A Man Who Had A Heart Attack During The False Missile Alert Is Suing Hawaii
James Sean Shields had a heart attack shortly after receiving an alert that said a ballistic missile was headed to Hawaii. It turned out that the alert was false.
HONOLULU — A man and his girlfriend were driving to the beach when they received a warning on their cellphones that said a missile was on its way to Hawaii, and shortly after, the man suffered a heart attack. He is now suing the state, saying the alert triggered the medical emergency.
It was revealed 38 minutes later by government officials that the alert was sent by accident and was a mistake, but on that Saturday morning, 52-year-old James Sean Shields and 59-year-old Brenda Reichel believed it to be true. They decided that there was not much that they could do to protect themselves and that if they were going to die that they want to do so at the beach. (The state has advised people to shelter indoors.)
The couple both called their children to say their final goodbyes. Reichel’s son is a member of the Hawaii Army National Guard, and he said the threat was real, further confirming their belief that the missile alert was not a drill.

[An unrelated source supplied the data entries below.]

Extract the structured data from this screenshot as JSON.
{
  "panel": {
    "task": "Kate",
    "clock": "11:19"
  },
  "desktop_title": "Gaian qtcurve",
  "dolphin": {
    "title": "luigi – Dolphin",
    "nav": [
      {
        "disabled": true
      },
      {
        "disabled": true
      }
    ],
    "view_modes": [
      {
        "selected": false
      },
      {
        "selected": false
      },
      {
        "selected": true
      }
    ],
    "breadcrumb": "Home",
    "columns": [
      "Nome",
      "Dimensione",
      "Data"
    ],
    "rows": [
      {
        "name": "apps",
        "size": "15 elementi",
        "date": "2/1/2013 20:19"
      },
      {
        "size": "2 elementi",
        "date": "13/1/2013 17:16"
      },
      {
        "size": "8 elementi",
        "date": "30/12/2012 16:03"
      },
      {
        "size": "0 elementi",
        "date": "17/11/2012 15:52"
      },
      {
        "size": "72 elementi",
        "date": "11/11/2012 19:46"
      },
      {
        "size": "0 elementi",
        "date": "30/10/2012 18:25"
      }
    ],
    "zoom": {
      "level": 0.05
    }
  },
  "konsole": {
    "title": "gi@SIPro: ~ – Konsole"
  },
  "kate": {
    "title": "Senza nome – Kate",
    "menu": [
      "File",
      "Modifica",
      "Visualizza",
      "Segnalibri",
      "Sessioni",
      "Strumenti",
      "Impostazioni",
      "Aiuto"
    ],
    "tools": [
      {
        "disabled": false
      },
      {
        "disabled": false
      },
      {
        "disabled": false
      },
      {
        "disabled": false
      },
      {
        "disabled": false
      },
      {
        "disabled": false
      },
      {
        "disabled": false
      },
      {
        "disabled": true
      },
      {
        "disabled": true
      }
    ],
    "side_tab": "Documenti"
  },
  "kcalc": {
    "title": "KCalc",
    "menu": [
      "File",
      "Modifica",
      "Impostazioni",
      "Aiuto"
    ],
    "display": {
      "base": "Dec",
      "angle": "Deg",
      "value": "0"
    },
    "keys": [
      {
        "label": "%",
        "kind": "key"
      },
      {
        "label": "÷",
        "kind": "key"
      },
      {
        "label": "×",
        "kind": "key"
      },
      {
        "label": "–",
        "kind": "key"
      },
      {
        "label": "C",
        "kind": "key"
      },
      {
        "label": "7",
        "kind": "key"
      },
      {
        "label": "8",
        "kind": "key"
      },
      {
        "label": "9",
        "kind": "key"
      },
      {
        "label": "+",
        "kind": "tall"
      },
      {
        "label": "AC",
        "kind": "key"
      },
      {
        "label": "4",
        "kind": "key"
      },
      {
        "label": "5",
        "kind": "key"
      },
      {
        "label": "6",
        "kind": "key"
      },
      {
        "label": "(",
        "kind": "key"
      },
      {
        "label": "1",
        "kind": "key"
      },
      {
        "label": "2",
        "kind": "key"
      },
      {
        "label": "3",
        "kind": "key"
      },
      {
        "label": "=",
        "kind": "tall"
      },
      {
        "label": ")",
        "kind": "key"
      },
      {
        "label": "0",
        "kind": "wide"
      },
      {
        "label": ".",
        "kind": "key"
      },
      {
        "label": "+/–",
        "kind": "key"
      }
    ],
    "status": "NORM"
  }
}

Shortly after the call, Shields started “to feel a severe and painful burning in his chest area,” and he “first tried cooling down by entering the water.” When that did not help, the couple decided to head to the hospital.
Just minutes after arriving, Shields went into cardiac arrest and had a heart attack. He was saved by medical professionals, who performed CPR and emergency surgery, according to the complaint.
“My life has changed quite a bit over something silly that could have been retracted in a matter of minutes,” Shields said to BuzzFeed News about his heart attack and the false missile alert. “It took a long time — 20, 30 minutes — for my heart attack to even start.”
Cardiologist John MacGregor, a professor of medicine at the San Francisco School of Medicine and a doctor at the University of California, San Francisco, Medical Center, is quoted in the complaint saying that the alert was a substantial factor in causing the heart attack.
“Prior to that time, Mr. Shields had no known cardiac disease,” said MacGregor.
On Wednesday, attorney Samuel King Jr. filed the lawsuit on behalf of the couple against the state of Hawaii and the former administrator of the Emergency Management Agency, Vern Miyagi, who had resigned after the false missile alert. Reichel was included in the lawsuit because she was present and has suffered “emotional upset,” according to the complaint. The complaint is also against unidentified employees responsible for the missile alert, who were never named by the agency. The suit seeks unspecified damages.
“We tried negotiating with the State, but the State’s position is that the State is immune and the employees were not ‘grossly negligent,’” King said to BuzzFeed News. “Even if we get a judgment against individual employees, the State won’t pay, we’ll have to collect the judgment from the individual employees.”
Hawaii Emergency Management Agency’s Public Information Officer Richard Rapoza said to BuzzFeed News that they “continue to wish the best for Mr. Shields and his family.”
He added, “while we look forward to resolving this case in an appropriate forum, we’re going to reserve any comment until we have thoroughly reviewed the claims.”
The state’s special assistant to the attorney general, Krishna Jayaram, said that “we will review it carefully and will respond in due course,” in a statement to BuzzFeed News.
The false missile alert caused a mass panic in Hawaii on Jan. 13 when it was accidentally sent out to over a million people during an emergency drill by the Hawaii Emergency Management Agency, which had just brought back the Cold War–era drill to address growing tension with North Korea.
At least 5,000 calls were made to 911 during the false missile alert, but as many as half of them did not go through because the lines were so busy, the Star-Advertiser reported in January. Mayor Kirk Caldwell said at the time that no accidents were caused by the panic, except for a guy who crashed a golf cart.
Multiple reports done by officials since the alert was mistakenly sent have said Hawaii was not prepared to start testing the warning system, and the alert was sent as a result of human error. Officials have said they knew within minutes that the alert was false, but could not correct it because they did not have a plan in place to send a retraction.